*** Dataset entries ***
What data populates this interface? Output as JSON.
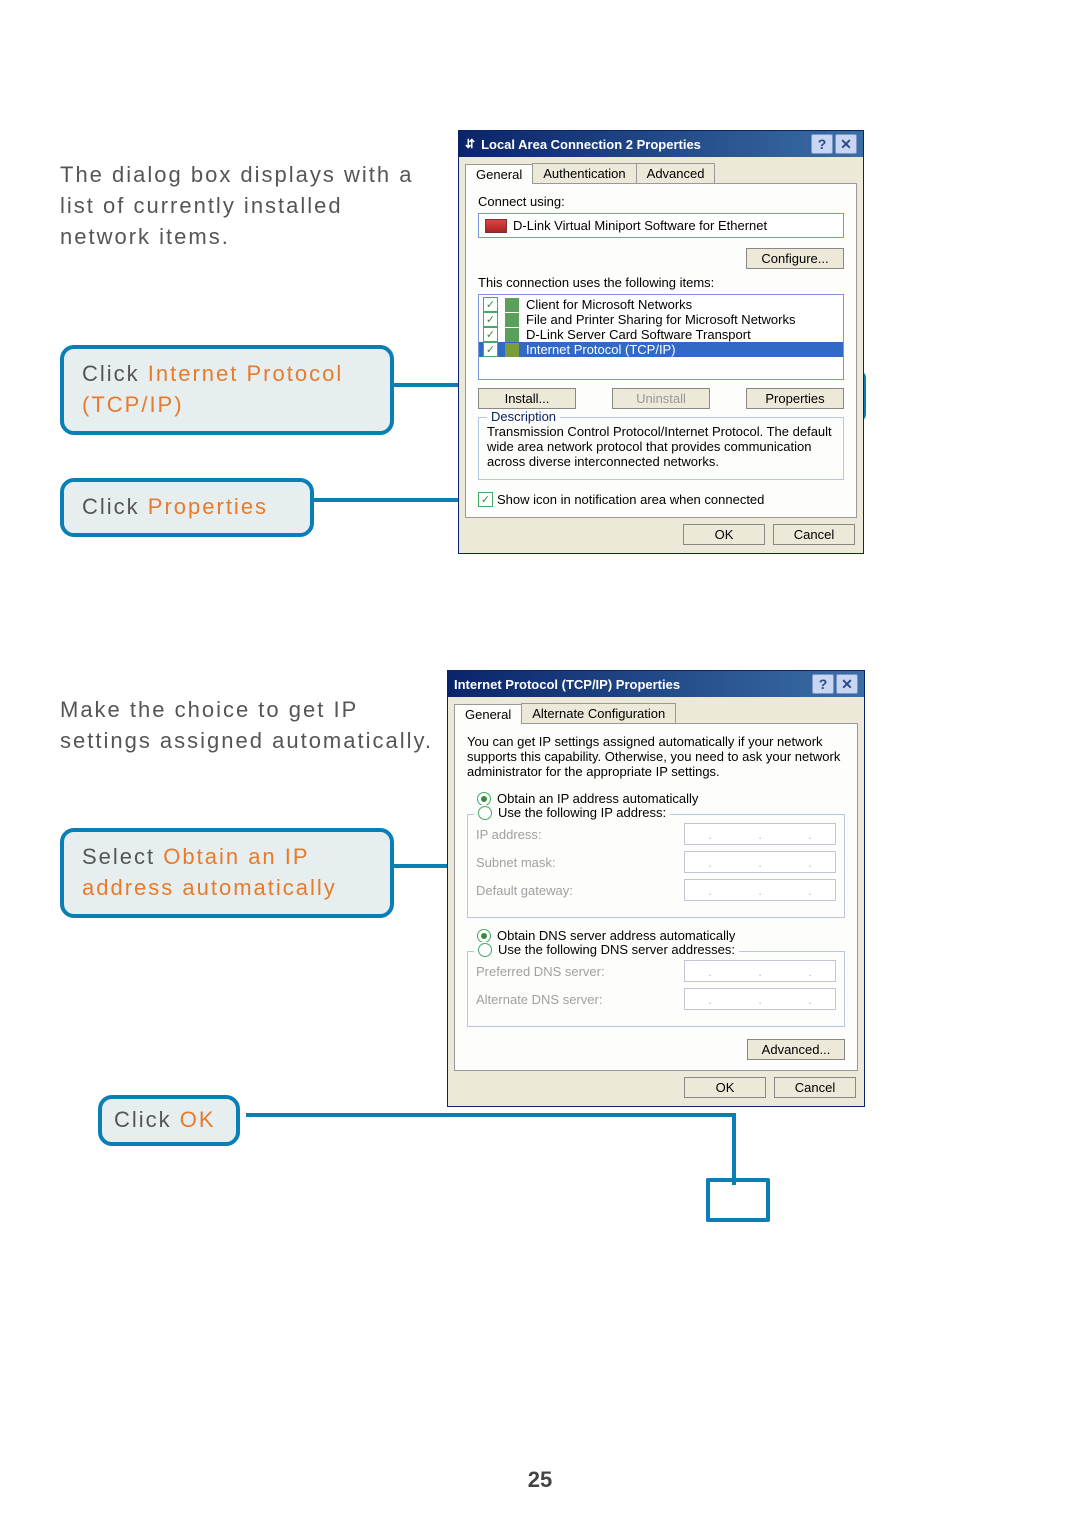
{
  "instructions": {
    "p1": "The dialog box displays with a list of currently installed network items.",
    "p2": "Make the choice to get IP settings assigned automatically."
  },
  "callouts": {
    "c1_prefix": "Click",
    "c1_orange": " Internet Protocol (TCP/IP)",
    "c2_prefix": "Click",
    "c2_orange": " Properties",
    "c3_prefix": "Select",
    "c3_orange": " Obtain an IP address automatically",
    "c4_prefix": "Click",
    "c4_orange": " OK"
  },
  "dialog1": {
    "title": "Local Area Connection 2 Properties",
    "tabs": [
      "General",
      "Authentication",
      "Advanced"
    ],
    "connect_using_label": "Connect using:",
    "adapter": "D-Link Virtual Miniport Software for Ethernet",
    "configure_btn": "Configure...",
    "items_label": "This connection uses the following items:",
    "items": [
      "Client for Microsoft Networks",
      "File and Printer Sharing for Microsoft Networks",
      "D-Link Server Card Software Transport",
      "Internet Protocol (TCP/IP)"
    ],
    "install_btn": "Install...",
    "uninstall_btn": "Uninstall",
    "properties_btn": "Properties",
    "desc_legend": "Description",
    "desc_text": "Transmission Control Protocol/Internet Protocol. The default wide area network protocol that provides communication across diverse interconnected networks.",
    "show_icon": "Show icon in notification area when connected",
    "ok": "OK",
    "cancel": "Cancel"
  },
  "dialog2": {
    "title": "Internet Protocol (TCP/IP) Properties",
    "tabs": [
      "General",
      "Alternate Configuration"
    ],
    "intro": "You can get IP settings assigned automatically if your network supports this capability. Otherwise, you need to ask your network administrator for the appropriate IP settings.",
    "opt_auto_ip": "Obtain an IP address automatically",
    "opt_use_ip": "Use the following IP address:",
    "ip_address": "IP address:",
    "subnet": "Subnet mask:",
    "gateway": "Default gateway:",
    "opt_auto_dns": "Obtain DNS server address automatically",
    "opt_use_dns": "Use the following DNS server addresses:",
    "pref_dns": "Preferred DNS server:",
    "alt_dns": "Alternate DNS server:",
    "advanced": "Advanced...",
    "ok": "OK",
    "cancel": "Cancel"
  },
  "page_number": "25"
}
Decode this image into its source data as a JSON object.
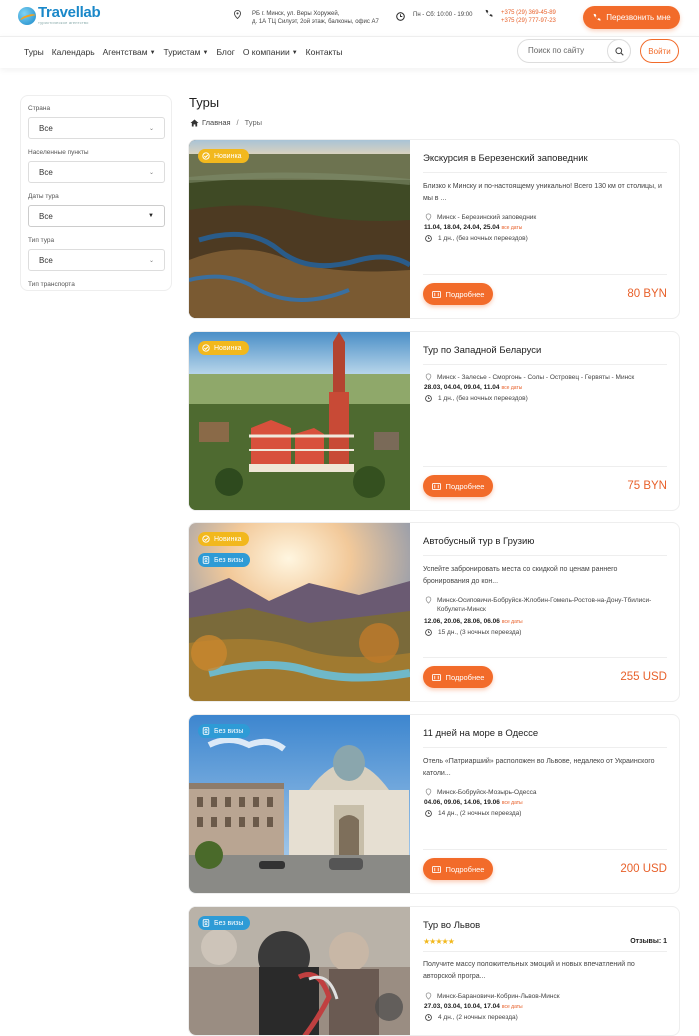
{
  "header": {
    "logo_name": "Travellab",
    "logo_tagline": "туристическое агентство",
    "address_line1": "РБ г. Минск, ул. Веры Хоружей,",
    "address_line2": "д. 1А ТЦ Силуэт, 2ой этаж, балконы, офис А7",
    "hours": "Пн - Сб: 10:00 - 19:00",
    "phone1": "+375 (29) 369-45-89",
    "phone2": "+375 (29) 777-97-23",
    "callback_label": "Перезвонить мне"
  },
  "nav": {
    "items": [
      {
        "label": "Туры",
        "dropdown": false
      },
      {
        "label": "Календарь",
        "dropdown": false
      },
      {
        "label": "Агентствам",
        "dropdown": true
      },
      {
        "label": "Туристам",
        "dropdown": true
      },
      {
        "label": "Блог",
        "dropdown": false
      },
      {
        "label": "О компании",
        "dropdown": true
      },
      {
        "label": "Контакты",
        "dropdown": false
      }
    ],
    "search_placeholder": "Поиск по сайту",
    "login_label": "Войти"
  },
  "filters": [
    {
      "label": "Страна",
      "value": "Все"
    },
    {
      "label": "Населенные пункты",
      "value": "Все"
    },
    {
      "label": "Даты тура",
      "value": "Все"
    },
    {
      "label": "Тип тура",
      "value": "Все"
    },
    {
      "label": "Тип транспорта",
      "value": ""
    }
  ],
  "page": {
    "title": "Туры",
    "breadcrumb_home": "Главная",
    "breadcrumb_sep": "/",
    "breadcrumb_current": "Туры"
  },
  "badges": {
    "new": "Новинка",
    "visa": "Без визы"
  },
  "all_dates_label": "все даты",
  "details_label": "Подробнее",
  "tours": [
    {
      "title": "Экскурсия в Березенский заповедник",
      "desc": "Близко к Минску и по-настоящему уникально! Всего 130 км от столицы, и мы в ...",
      "route": "Минск - Березинский заповедник",
      "dates": "11.04, 18.04, 24.04, 25.04",
      "duration": "1 дн., (без ночных переездов)",
      "price": "80 BYN"
    },
    {
      "title": "Тур по Западной Беларуси",
      "desc": "",
      "route": "Минск - Залесье - Сморгонь - Солы - Островец - Гервяты - Минск",
      "dates": "28.03, 04.04, 09.04, 11.04",
      "duration": "1 дн., (без ночных переездов)",
      "price": "75 BYN"
    },
    {
      "title": "Автобусный тур в Грузию",
      "desc": "Успейте забронировать места со скидкой по ценам раннего бронирования до кон...",
      "route": "Минск-Осиповичи-Бобруйск-Жлобин-Гомель-Ростов-на-Дону-Тбилиси-Кобулети-Минск",
      "dates": "12.06, 20.06, 28.06, 06.06",
      "duration": "15 дн., (3 ночных переезда)",
      "price": "255 USD"
    },
    {
      "title": "11 дней на море в Одессе",
      "desc": "Отель «Патриарший» расположен во Львове, недалеко от Украинского католи...",
      "route": "Минск-Бобруйск-Мозырь-Одесса",
      "dates": "04.06, 09.06, 14.06, 19.06",
      "duration": "14 дн., (2 ночных переезда)",
      "price": "200 USD"
    },
    {
      "title": "Тур во Львов",
      "stars": "★★★★★",
      "reviews": "Отзывы: 1",
      "desc": "Получите массу положительных эмоций и новых впечатлений по авторской програ...",
      "route": "Минск-Барановичи-Кобрин-Львов-Минск",
      "dates": "27.03, 03.04, 10.04, 17.04",
      "duration": "4 дн., (2 ночных переезда)",
      "price": ""
    }
  ],
  "colors": {
    "accent": "#f26b2a",
    "brand": "#1a88c9",
    "badge_new": "#f2b81d",
    "badge_visa": "#2e9bd6"
  }
}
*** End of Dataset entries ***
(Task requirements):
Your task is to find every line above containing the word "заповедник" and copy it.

(Problem solution):
      "title": "Экскурсия в Березенский заповедник",
      "route": "Минск - Березинский заповедник",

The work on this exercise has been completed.